Every entry needs to be given again exactly as it reads.

___

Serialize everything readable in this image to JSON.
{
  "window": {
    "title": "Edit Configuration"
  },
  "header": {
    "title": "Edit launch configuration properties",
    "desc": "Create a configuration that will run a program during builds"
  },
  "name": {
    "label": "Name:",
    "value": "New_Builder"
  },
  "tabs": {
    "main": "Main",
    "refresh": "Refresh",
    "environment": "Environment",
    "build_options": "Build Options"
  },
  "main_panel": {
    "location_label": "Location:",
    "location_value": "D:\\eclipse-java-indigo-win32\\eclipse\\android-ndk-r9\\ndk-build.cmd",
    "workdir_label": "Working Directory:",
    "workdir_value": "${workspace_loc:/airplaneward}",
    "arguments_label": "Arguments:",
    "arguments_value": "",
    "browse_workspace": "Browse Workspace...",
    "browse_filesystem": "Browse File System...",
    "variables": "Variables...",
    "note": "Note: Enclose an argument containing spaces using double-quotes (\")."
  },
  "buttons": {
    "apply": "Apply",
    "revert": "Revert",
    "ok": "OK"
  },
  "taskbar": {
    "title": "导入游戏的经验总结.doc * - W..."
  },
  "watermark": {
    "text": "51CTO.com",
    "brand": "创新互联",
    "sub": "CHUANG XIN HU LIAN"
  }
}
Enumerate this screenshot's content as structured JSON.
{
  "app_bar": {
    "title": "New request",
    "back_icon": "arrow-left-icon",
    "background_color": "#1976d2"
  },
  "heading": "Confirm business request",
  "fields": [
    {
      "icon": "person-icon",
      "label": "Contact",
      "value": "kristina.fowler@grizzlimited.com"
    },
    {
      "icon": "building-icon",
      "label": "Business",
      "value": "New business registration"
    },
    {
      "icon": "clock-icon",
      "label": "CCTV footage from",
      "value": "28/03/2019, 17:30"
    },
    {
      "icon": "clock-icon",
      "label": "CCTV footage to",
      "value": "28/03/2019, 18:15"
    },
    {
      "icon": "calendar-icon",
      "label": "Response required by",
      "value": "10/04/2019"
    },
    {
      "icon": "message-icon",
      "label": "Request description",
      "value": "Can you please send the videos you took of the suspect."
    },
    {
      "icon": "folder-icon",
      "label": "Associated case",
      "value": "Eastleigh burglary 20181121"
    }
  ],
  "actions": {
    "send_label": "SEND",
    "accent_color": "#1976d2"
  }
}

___

**WRITTEN RESPONSE**:
Serialize everything readable in this image to JSON.
{
  "window": {
    "title": "Edit Configuration"
  },
  "header": {
    "title": "Edit launch configuration properties",
    "desc": "Create a configuration that will run a program during builds"
  },
  "name": {
    "label": "Name:",
    "value": "New_Builder"
  },
  "tabs": {
    "main": "Main",
    "refresh": "Refresh",
    "environment": "Environment",
    "build_options": "Build Options"
  },
  "main_panel": {
    "location_label": "Location:",
    "location_value": "D:\\eclipse-java-indigo-win32\\eclipse\\android-ndk-r9\\ndk-build.cmd",
    "workdir_label": "Working Directory:",
    "workdir_value": "${workspace_loc:/airplaneward}",
    "arguments_label": "Arguments:",
    "arguments_value": "",
    "browse_workspace": "Browse Workspace...",
    "browse_filesystem": "Browse File System...",
    "variables": "Variables...",
    "note": "Note: Enclose an argument containing spaces using double-quotes (\")."
  },
  "buttons": {
    "apply": "Apply",
    "revert": "Revert",
    "ok": "OK"
  },
  "taskbar": {
    "title": "导入游戏的经验总结.doc * - W..."
  },
  "watermark": {
    "text": "51CTO.com",
    "brand": "创新互联",
    "sub": "CHUANG XIN HU LIAN"
  }
}
Enumerate this screenshot's content as structured JSON.
{
  "app_bar": {
    "title": "New request",
    "back_icon": "arrow-left-icon",
    "background_color": "#1976d2"
  },
  "heading": "Confirm business request",
  "fields": [
    {
      "icon": "person-icon",
      "label": "Contact",
      "value": "kristina.fowler@grizzlimited.com"
    },
    {
      "icon": "building-icon",
      "label": "Business",
      "value": "New business registration"
    },
    {
      "icon": "clock-icon",
      "label": "CCTV footage from",
      "value": "28/03/2019, 17:30"
    },
    {
      "icon": "clock-icon",
      "label": "CCTV footage to",
      "value": "28/03/2019, 18:15"
    },
    {
      "icon": "calendar-icon",
      "label": "Response required by",
      "value": "10/04/2019"
    },
    {
      "icon": "message-icon",
      "label": "Request description",
      "value": "Can you please send the videos you took of the suspect."
    },
    {
      "icon": "folder-icon",
      "label": "Associated case",
      "value": "Eastleigh burglary 20181121"
    }
  ],
  "actions": {
    "send_label": "SEND",
    "accent_color": "#1976d2"
  }
}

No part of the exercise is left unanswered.